Alibaba this week scored a minor deal with China’s northeastern port city of Dalian to build a cloud computing center and provide online government services such as bill payment.
The pact is a small part of a growing portfolio of similar cloud services tie-ups between Alibaba and government bodies around China and comes against a backdrop of Beijing’s deepening paranoia about foreign technology.
The domestic alliances will help Alibaba’s cloud unit Aliyun, literally “Ali Cloud”, build scale and gain experience before any global campaign to challenge market leaders Amazon.com Inc AMZN.O, Microsoft Corp MSFT.O and Google Inc GOOGL.O.
“Basically, they are following the political trends and they’re grabbing the business opportunities that result,” said James McGregor, chairman for Greater China at U.S. communications consultancy APCO Worldwide.

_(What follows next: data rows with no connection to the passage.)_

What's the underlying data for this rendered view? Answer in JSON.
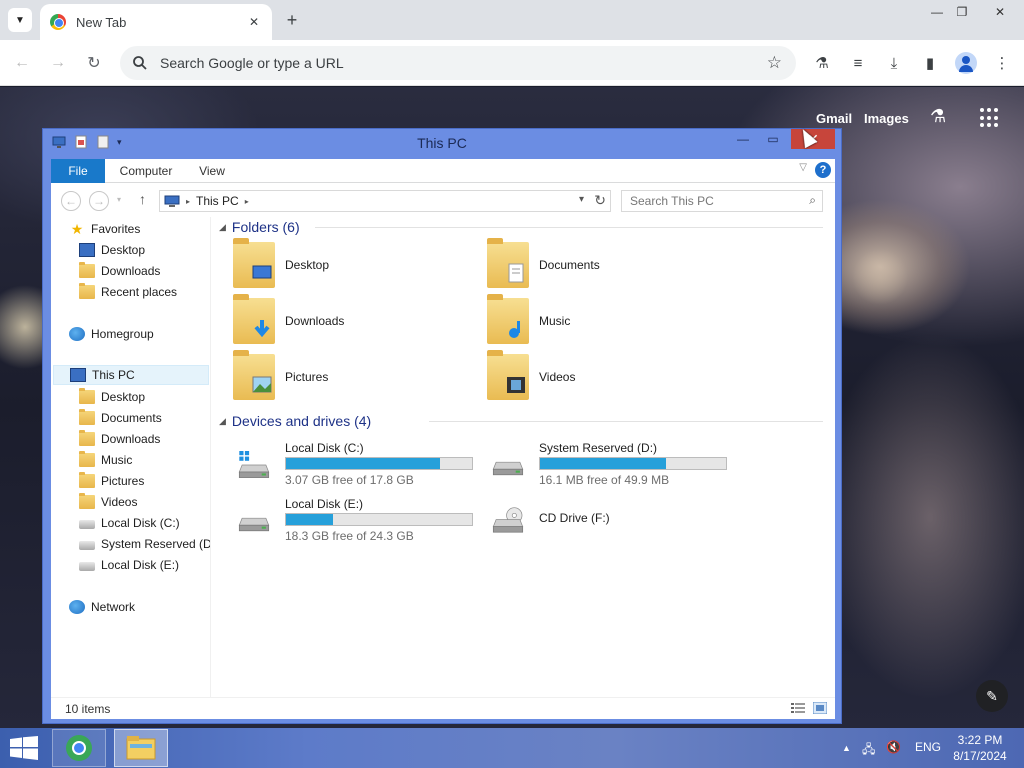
{
  "browser": {
    "tab_title": "New Tab",
    "omnibox_placeholder": "Search Google or type a URL",
    "ntp_links": [
      "Gmail",
      "Images"
    ]
  },
  "explorer": {
    "title": "This PC",
    "ribbon_tabs": [
      "File",
      "Computer",
      "View"
    ],
    "breadcrumb": [
      "This PC"
    ],
    "search_placeholder": "Search This PC",
    "nav": {
      "favorites": "Favorites",
      "favorites_items": [
        "Desktop",
        "Downloads",
        "Recent places"
      ],
      "homegroup": "Homegroup",
      "this_pc": "This PC",
      "this_pc_items": [
        "Desktop",
        "Documents",
        "Downloads",
        "Music",
        "Pictures",
        "Videos",
        "Local Disk (C:)",
        "System Reserved (D:)",
        "Local Disk (E:)"
      ],
      "network": "Network"
    },
    "folders_header": "Folders (6)",
    "folders": [
      "Desktop",
      "Documents",
      "Downloads",
      "Music",
      "Pictures",
      "Videos"
    ],
    "devices_header": "Devices and drives (4)",
    "drives": [
      {
        "name": "Local Disk (C:)",
        "free": "3.07 GB free of 17.8 GB",
        "used_pct": 83
      },
      {
        "name": "System Reserved (D:)",
        "free": "16.1 MB free of 49.9 MB",
        "used_pct": 68
      },
      {
        "name": "Local Disk (E:)",
        "free": "18.3 GB free of 24.3 GB",
        "used_pct": 25
      },
      {
        "name": "CD Drive (F:)",
        "free": "",
        "used_pct": null
      }
    ],
    "status": "10 items"
  },
  "taskbar": {
    "lang": "ENG",
    "time": "3:22 PM",
    "date": "8/17/2024"
  },
  "colors": {
    "accent": "#1979ca",
    "drive_bar": "#26a0da",
    "group_header": "#1e3287"
  }
}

“China wants control of its information, of its data, of its news, of its technology food chain, and so there are huge opportunities.”
The sector has boomed as it has become cheaper for companies to store data on remote servers, or in the cloud, rather than maintaining servers in-house.
Global cloud IT infrastructure spending is expected to grow 21 percent to $32 billion in 2015 from a year earlier, according to U.S. market researcher IDC, and rise to $52 billion by 2019.
For the time being, Aliyun is small.
It accounted for just 1 percent of Alibaba’s overall revenue for the year ended March 31. But it says in China it has the biggest market share in cloud computing.
Building up expertise to become a global player requires a great deal of money, time and resources. For now, Aliyun is working on expanding market share at home to profit from China’s sheer scale and an unwelcoming environment for foreign cloud service providers.
Alibaba has forged cloud agreements with more than a dozen Chinese provinces and cities including Hainan, Guangdong, Tianjin and Shanghai.
It also works with China Meteorological Administration, China Central Government Procurement Center and the state railway service center.
The deals range from developing cloud storage solutions to helping the government of the southern province of Guizhou gather and crunch data to optimize its traffic lights.
Aliyun in April announced a deal with state oil and gas giant China Petroleum & Chemical Corp 600028.SS, known as Sinopec, to create a cloud system to track its petrochemical production chain and emissions.
Cheng Jing, an Aliyun director who deals with government agencies, said his primary consideration was the bottom line.
He said the company could be a national enterprise and make contributions to China’s development, citing Jack Ma, Alibaba’s charismatic founder and executive chairman.
“First, we have to be sure that our services can make money,” he said. “If these services can also promote Ali’s relationship with the government then that’s a good thing.”
Alibaba is doing the right thing, said Jimmie Chang, a Beijing-based analyst at Gartner.
“Partnering with government will help Alibaba become more valuable in China, hence more valuable to the global companies to do business in China, hence more valuable to the global market.”
Aliyun said last week it had partnered with a number of foreign firms to help it offer enterprise cloud computing overseas.
Those include Intel Corp INTC.O, telecoms firms Singapore Telecommunications and Hong Kong’s PCCW Ltd 0008.HK, and data center company Equinix Inc EQIX.O.
This move is a step in the right direction for Aliyun and could eventually help it become a real enterprise player, analysts say.
Editing by Ryan Woo